Part III of the Indian Constitution bestows certain inalienable rights on all citizens of India, in particular, the right to life and liberty under Article 21. The Supreme Court on more than one occasion has interpreted this to mean the right to basic amenities such as food and clean drinking water. In addition, Article 47 declares that the State should endeavour to improve the standard of living and public health.

By ignoring the residents of the enclave, the Government is derogating its duty towards people who have long been deprived of basic rights and amenities solely due to political bickering and decades long complacence. The Asian Human Rights Commission (AHRC) strongly condemns the neglectful attitude of the State towards the residents of the erstwhile enclaves. It is essential that all residents of these enclaves are immediately provided with access to drinking water and electricity, those wishing to remain in India are included in the headcount without further delay and any government officials who obstruct or delay the provision of the same, and harass the dwellers are strictly disciplined. A fact-finding mission to properly document the number of residents in the enclaves, and the extent to which the Land Boundary Agreement of 2015 has been implemented must commence at once, and the State must endeavour to immediately redress their grievances, and to provide compensation to affected persons as required.

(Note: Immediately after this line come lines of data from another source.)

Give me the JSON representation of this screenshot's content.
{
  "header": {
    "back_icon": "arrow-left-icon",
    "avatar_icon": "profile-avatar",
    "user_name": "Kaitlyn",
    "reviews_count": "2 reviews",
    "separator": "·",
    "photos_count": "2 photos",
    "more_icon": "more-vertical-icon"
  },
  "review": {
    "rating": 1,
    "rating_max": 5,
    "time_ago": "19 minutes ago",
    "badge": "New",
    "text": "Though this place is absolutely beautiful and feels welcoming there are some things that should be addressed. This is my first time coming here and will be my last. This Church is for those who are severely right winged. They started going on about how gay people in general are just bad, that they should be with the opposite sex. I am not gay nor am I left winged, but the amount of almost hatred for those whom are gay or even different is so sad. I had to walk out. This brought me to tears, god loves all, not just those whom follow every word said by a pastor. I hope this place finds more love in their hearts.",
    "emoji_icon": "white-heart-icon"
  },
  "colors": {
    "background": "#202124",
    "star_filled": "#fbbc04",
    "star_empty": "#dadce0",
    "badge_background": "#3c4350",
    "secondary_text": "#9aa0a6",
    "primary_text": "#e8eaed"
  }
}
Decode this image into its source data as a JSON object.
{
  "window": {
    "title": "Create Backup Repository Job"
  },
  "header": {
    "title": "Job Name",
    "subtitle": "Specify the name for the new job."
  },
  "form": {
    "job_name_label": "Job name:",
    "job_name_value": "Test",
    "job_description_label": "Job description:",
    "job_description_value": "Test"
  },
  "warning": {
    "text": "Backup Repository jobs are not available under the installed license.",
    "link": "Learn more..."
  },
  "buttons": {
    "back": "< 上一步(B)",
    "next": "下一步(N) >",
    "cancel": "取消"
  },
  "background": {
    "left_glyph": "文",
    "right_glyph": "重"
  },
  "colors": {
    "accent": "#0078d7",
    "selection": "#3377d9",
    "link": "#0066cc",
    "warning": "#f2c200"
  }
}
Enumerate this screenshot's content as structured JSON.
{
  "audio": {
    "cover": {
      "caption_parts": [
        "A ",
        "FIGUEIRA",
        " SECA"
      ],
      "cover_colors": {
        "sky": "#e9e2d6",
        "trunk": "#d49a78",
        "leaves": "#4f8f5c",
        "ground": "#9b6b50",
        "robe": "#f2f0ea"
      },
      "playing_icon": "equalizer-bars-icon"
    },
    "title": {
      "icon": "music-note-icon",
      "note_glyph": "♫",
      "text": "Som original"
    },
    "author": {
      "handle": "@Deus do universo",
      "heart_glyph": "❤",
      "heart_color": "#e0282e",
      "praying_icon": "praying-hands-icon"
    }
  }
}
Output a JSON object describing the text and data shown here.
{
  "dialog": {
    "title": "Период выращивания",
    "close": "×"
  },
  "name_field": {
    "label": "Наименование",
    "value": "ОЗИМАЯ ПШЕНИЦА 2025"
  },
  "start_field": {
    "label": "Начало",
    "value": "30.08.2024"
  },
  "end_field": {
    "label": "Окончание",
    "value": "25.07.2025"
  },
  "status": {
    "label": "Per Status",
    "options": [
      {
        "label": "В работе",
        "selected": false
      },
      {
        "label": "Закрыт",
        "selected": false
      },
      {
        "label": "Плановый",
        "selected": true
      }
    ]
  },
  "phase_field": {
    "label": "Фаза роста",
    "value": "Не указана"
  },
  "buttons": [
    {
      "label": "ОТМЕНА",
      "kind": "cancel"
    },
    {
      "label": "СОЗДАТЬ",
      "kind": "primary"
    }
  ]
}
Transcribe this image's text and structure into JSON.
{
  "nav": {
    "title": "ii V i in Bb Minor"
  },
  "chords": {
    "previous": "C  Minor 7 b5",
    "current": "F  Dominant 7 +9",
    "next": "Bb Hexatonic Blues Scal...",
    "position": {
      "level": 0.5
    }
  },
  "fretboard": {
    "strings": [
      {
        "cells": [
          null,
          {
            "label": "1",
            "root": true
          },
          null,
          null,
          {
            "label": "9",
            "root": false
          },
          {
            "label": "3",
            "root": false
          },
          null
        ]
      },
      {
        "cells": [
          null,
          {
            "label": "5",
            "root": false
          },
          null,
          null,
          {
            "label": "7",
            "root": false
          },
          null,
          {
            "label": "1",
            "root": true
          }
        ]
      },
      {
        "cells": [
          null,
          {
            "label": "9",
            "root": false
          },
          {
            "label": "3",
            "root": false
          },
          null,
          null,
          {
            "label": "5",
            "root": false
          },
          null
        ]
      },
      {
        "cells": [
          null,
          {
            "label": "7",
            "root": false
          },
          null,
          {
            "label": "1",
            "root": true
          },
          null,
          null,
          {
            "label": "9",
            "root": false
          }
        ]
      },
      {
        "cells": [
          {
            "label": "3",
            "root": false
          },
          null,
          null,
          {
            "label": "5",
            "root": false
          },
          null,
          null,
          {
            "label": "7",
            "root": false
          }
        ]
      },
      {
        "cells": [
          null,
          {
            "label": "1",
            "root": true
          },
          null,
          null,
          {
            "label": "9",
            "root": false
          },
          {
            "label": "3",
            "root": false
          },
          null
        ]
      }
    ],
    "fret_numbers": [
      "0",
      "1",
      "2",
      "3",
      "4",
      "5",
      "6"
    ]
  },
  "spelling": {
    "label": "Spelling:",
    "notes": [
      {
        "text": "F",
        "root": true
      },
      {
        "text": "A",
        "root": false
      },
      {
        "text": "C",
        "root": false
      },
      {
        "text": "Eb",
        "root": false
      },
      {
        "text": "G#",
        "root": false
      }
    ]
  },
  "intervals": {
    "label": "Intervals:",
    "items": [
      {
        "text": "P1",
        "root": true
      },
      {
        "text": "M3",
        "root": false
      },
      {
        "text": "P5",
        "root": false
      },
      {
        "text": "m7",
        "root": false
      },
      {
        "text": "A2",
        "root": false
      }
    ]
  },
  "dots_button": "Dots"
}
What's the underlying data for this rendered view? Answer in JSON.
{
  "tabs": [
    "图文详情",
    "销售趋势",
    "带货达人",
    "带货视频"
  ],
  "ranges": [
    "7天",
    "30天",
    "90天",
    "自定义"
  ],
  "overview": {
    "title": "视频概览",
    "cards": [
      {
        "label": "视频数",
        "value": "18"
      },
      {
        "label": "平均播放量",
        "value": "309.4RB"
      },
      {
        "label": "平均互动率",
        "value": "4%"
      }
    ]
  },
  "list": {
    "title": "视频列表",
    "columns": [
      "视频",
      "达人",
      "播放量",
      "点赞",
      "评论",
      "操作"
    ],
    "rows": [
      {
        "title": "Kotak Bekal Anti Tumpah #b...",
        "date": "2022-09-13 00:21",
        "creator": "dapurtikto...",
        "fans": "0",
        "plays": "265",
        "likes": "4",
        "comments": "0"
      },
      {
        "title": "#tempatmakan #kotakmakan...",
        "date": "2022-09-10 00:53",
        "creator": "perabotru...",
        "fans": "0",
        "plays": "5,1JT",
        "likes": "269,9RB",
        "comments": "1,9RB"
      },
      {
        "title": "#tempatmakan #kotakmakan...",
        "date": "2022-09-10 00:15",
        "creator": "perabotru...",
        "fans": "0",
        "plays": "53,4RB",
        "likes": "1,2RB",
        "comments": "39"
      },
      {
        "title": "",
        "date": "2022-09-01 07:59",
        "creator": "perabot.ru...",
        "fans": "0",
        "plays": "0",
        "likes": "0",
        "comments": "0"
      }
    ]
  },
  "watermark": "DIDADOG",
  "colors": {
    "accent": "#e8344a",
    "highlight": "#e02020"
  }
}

[1] Peoples Union for Civil Liberties (PUCL) v. Union of India & Ors. W.P. (Civil) No. 196 / 2001

[2] See Bandhua Mukti Morcha v. Union of India AIR 1984 SC 802; the case held that citizens have the right to clean drinking water as part of the right to a clean environment.

Document Type : Statement
Document ID : AHRC-STM-119-2017
Countries : India,
Issues : Administration of justice, Democracy, Fabrication of charges, Land rights, Right to life, Rule of law,